A great line from famed trend follower Larry Hite:
“Life is nothing more than a series of bets and bets are really nothing more than questions and their answers. There is no real difference between, ‘Should I take another hit on this Blackjack hand?’ and ‘Should I get out of the way of that speeding and wildly careening bus?’ Each shares two universal truths: a set of probabilities of potential outcomes and the singular outcome that takes place. Everyday we place hundreds if not thousands of bets – large and small, some seemingly well considered and others made without a second thought. The vast majority of the latter, life’s little gambles made without any thought, might certainly be trivial. ‘Should I tie my shoes?’ Seems to offer no big risk, nor any big reward. While others, such as the aforementioned ‘speeding and wildly careening bus’ would seem to have greater impact on our lives. However, if deciding not to tie your shoes that morning causes you to trip and fall down in the middle of the road when you finally decide to fold your hand and give that careening bus plenty of leeway, well then, in hindsight the trivial has suddenly become paramount.”
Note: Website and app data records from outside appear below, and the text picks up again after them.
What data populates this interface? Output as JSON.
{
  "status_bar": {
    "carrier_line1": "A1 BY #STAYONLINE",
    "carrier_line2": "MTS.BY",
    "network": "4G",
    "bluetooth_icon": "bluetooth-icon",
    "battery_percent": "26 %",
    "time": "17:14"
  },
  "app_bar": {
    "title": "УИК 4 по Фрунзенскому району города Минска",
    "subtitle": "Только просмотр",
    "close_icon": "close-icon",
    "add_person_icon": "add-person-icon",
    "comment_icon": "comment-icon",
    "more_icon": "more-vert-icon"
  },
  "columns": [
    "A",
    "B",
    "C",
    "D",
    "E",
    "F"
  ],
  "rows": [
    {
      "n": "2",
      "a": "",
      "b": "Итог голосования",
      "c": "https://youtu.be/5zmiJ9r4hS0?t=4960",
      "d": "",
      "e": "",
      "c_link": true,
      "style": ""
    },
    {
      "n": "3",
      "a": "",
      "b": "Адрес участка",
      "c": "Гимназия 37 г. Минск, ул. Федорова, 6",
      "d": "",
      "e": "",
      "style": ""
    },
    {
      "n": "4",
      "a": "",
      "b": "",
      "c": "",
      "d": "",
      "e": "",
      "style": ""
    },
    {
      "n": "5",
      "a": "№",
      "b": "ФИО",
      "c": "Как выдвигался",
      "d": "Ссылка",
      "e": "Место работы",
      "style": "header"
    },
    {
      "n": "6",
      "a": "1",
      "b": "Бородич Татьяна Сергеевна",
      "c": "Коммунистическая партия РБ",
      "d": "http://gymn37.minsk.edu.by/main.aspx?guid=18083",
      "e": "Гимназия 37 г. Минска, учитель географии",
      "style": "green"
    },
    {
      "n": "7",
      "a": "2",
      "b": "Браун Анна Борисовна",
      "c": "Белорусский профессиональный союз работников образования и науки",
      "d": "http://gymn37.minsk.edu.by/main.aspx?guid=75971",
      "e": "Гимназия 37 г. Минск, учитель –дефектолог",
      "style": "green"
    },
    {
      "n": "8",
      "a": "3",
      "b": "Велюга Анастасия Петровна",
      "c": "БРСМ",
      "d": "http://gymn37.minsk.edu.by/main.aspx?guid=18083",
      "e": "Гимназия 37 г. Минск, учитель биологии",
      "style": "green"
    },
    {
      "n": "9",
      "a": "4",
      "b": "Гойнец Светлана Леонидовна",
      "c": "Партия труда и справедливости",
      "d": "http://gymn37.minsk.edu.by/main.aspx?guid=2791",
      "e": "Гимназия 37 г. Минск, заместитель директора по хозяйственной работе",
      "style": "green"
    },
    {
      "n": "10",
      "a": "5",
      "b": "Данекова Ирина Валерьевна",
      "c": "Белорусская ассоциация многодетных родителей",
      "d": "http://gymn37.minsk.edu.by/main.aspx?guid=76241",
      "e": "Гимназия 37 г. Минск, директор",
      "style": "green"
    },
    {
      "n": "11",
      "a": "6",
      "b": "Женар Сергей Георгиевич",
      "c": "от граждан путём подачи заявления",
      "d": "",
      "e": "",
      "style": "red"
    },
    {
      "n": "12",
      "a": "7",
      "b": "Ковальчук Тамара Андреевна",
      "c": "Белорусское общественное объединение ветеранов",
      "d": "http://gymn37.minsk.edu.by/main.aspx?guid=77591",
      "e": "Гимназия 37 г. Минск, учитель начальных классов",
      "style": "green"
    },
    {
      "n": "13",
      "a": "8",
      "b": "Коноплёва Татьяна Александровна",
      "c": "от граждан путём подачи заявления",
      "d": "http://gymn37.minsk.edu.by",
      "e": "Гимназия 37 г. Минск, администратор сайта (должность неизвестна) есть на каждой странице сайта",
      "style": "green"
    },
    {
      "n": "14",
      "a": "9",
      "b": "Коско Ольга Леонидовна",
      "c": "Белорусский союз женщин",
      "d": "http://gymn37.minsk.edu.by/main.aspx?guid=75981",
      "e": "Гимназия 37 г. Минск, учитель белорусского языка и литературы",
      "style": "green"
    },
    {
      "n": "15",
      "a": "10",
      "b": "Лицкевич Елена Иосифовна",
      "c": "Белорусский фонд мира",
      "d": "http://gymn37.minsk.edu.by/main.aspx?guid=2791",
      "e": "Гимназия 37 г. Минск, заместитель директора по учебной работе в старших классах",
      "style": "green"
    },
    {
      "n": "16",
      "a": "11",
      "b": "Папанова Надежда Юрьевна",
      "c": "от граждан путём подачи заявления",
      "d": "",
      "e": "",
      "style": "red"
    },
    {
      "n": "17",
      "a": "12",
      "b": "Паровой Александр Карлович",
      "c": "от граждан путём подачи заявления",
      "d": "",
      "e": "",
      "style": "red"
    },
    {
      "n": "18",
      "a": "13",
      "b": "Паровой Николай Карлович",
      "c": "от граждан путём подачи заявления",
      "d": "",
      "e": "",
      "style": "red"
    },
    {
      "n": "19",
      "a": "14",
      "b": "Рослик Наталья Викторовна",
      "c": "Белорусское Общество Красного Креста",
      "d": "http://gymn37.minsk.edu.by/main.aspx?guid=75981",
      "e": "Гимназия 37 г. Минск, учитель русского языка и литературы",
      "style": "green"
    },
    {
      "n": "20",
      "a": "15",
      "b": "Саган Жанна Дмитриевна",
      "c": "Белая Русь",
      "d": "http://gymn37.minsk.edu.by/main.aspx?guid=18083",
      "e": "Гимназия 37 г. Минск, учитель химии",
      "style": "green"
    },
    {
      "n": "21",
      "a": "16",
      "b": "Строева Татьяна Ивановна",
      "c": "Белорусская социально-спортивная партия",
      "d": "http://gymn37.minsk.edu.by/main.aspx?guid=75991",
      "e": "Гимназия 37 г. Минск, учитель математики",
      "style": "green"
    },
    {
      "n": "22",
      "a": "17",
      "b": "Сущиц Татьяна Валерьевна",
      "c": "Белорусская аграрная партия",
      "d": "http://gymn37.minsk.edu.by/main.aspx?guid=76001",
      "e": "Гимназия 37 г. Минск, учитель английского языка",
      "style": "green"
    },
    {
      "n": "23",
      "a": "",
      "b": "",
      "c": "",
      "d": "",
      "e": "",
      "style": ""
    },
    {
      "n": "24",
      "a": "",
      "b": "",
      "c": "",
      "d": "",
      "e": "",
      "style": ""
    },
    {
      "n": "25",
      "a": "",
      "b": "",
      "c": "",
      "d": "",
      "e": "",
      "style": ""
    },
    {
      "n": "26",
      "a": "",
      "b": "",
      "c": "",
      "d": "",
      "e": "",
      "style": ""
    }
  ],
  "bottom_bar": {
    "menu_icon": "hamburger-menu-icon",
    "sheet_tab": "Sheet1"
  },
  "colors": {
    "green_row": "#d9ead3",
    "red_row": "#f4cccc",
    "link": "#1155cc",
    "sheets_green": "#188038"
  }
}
You can think like that, or you can buy and hold and follow logic like this about famed mutual fund manager Peter Lynch:
Peter Lynch, the man who helped put Fidelity Investments on the map, is famous for saying, “Invest in what you know,” by utilizing your “local knowledge.” This local knowledge are those few things in which we have some expertise. Supposedly, all of us possess this expertise (although I have doubts about some I know) and can apply it to our investments selections. If Peter Lynch can pick up some of his best ideas by following his wife and daughter through the mall to see where they shop, I see no reason why the rest of us can’t start “green investing” by looking at the products we already use. From automobiles to household cleaners, there’s a world of Green out there waiting to be put to the test.
Sorry buddy, that logic is a stretch. What about “Crocs” (as one example):
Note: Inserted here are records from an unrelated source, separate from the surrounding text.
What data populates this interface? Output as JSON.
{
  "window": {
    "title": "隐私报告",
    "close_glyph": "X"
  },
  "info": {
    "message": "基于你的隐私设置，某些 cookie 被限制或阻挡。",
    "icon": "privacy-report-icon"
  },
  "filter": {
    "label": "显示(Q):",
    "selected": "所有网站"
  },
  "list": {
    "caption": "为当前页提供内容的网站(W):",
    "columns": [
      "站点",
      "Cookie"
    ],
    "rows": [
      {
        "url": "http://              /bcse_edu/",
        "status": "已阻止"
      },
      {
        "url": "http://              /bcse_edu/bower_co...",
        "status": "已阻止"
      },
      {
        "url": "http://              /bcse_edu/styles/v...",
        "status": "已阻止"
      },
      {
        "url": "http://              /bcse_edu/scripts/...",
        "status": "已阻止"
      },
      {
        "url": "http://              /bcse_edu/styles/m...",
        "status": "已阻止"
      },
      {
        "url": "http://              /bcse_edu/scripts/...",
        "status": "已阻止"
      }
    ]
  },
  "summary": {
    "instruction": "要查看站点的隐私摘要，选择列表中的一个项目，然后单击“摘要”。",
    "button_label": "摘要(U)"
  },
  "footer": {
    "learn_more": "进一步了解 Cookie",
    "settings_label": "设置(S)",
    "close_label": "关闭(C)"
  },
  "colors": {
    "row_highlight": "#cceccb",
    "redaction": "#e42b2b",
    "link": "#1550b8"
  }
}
…there are profits to be made on the upside to a super-hot consumer product or trend or stock, but be ready to hit the exits or even be short if the trend turns sour.